Whiskey Run MTB System
Fat biking may be all the rage on the beach, but there will always be riders looking to rip a trail through a deep forest. And now that kind of riding is available at the coast, in the form of the new Whiskey Run Trail System, a network of MTB trails that’s planned to encompass 30 miles of prime riding when it’s complete – but already has enough tracks to give you an all-day adrenaline boost.
You can still enjoy the scenic beaches, the quaint towns and the jutting headlands where grand forests reach down to the ocean. It’s the Oregon Coast, after all. But if you want to get your shred on, head inland a bit.

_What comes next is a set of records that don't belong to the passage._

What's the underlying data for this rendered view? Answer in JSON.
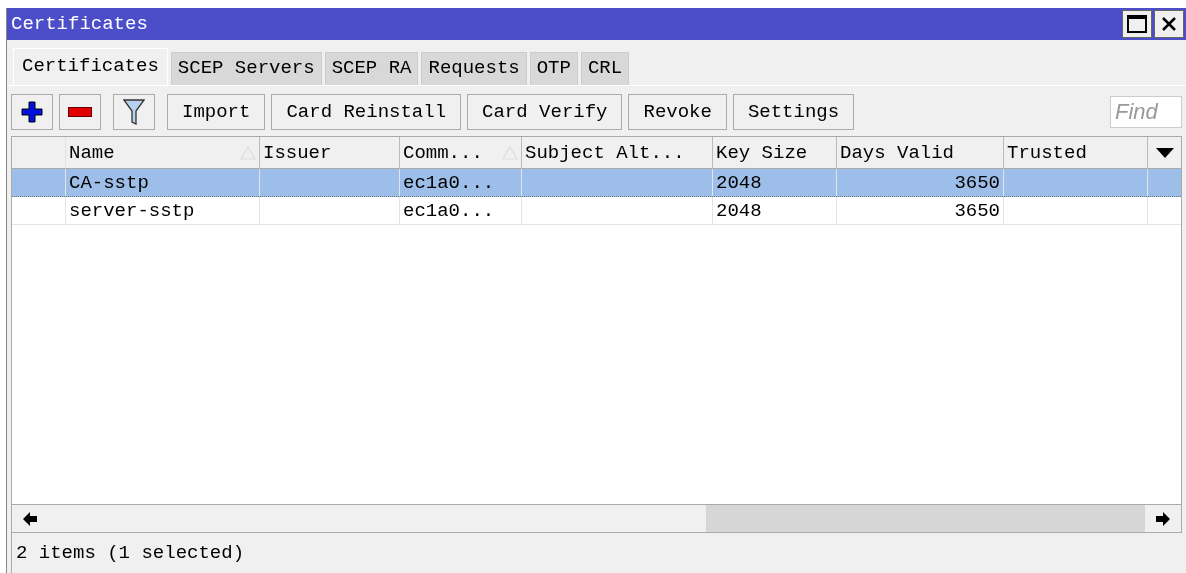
{
  "window": {
    "title": "Certificates"
  },
  "tabs": [
    {
      "label": "Certificates",
      "selected": true
    },
    {
      "label": "SCEP Servers",
      "selected": false
    },
    {
      "label": "SCEP RA",
      "selected": false
    },
    {
      "label": "Requests",
      "selected": false
    },
    {
      "label": "OTP",
      "selected": false
    },
    {
      "label": "CRL",
      "selected": false
    }
  ],
  "toolbar": {
    "icon_buttons": [
      {
        "kind": "add"
      },
      {
        "kind": "remove"
      },
      {
        "kind": "filter"
      }
    ],
    "buttons": [
      "Import",
      "Card Reinstall",
      "Card Verify",
      "Revoke",
      "Settings"
    ],
    "search": {
      "placeholder": "Find"
    }
  },
  "table": {
    "columns": [
      {
        "label": "Name",
        "sorted": true,
        "kind": "text"
      },
      {
        "label": "Issuer",
        "sorted": false,
        "kind": "text"
      },
      {
        "label": "Comm...",
        "sorted": true,
        "kind": "text"
      },
      {
        "label": "Subject Alt...",
        "sorted": false,
        "kind": "text"
      },
      {
        "label": "Key Size",
        "sorted": false,
        "kind": "text"
      },
      {
        "label": "Days Valid",
        "sorted": false,
        "kind": "number"
      },
      {
        "label": "Trusted",
        "sorted": false,
        "kind": "text"
      }
    ],
    "rows": [
      {
        "selected": true,
        "cells": [
          "CA-sstp",
          "",
          "ec1a0...",
          "",
          "2048",
          "3650",
          ""
        ]
      },
      {
        "selected": false,
        "cells": [
          "server-sstp",
          "",
          "ec1a0...",
          "",
          "2048",
          "3650",
          ""
        ]
      }
    ]
  },
  "status_bar": "2 items (1 selected)"
}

Whiskey Run is custom-built for a range of riding skills and thrills, weaving through the unique coastal landscape just minutes from the Pacific Ocean.
It’s not hard to find; you can come off Highway 101 onto Beaver Hill Rd and access the system at the upper trailhead or turn east on Whiskey Run Road from Seven Devils Road, between Bandon and Charleston on the Oregon Coast Bike Route, for access from the lower parking lot.
Once you’ve parked, got your bearings and mounted up, the Whiskey Run trails provide a nice, tight network of loops that allows you to sneak away from friends or family at the beach for a quick ride – or you can spend all day exploring all the options, coming back for seconds on your favorite drops.
Here’s a quick survey course of the existing trails – this will give you a sense of the system, and then you can freelance, explore and craft your own adventure.
Start at the lower trailhead off Whiskey Run Road, climbing up Dirty Dishes and Hollerback to catch the upper loop of Sour Mash and White Lightning. Then groove on the bermy, swooping descent that flows down Bootlegger, Captain Blacklock and Sir Lance-a-lot.
Jump on a forest road for an efficient climb back to the top, where you can drop into Hollerback, Well Shot and Dirty Dishes, shooting through the thick, dark forest and likely letting out some involuntary whoops. Once you’re back at the lower trailhead, head across the road to the trails there, where you can make multiple loops of the berms and jumps until you’re a puddle of exhausted elation.
If you’ve got kids, or a group that’s not into a lot of climbing, Whiskey Run is nicely set up for a quick shuttle. From the access off Beaver Hill Road at the top of the system, a fun option is to roll down the green-rated Hollerback and Dirty Dishes to the lower trailhead, where everyone can pile back into the vehicle and head up for another lap.
Be sure to check the trail map on-site when you arrive, because new trails are already being planned – you might find something new, and maybe even better.
It rarely snows here, but this is the Coast Range – you’re going to get plenty of rain in the winter and spring. Late spring through early fall is the best riding window, but if there are a couple days of dry weather, even in January or February, you might be able to enjoy some peak trail conditions even in the off-season.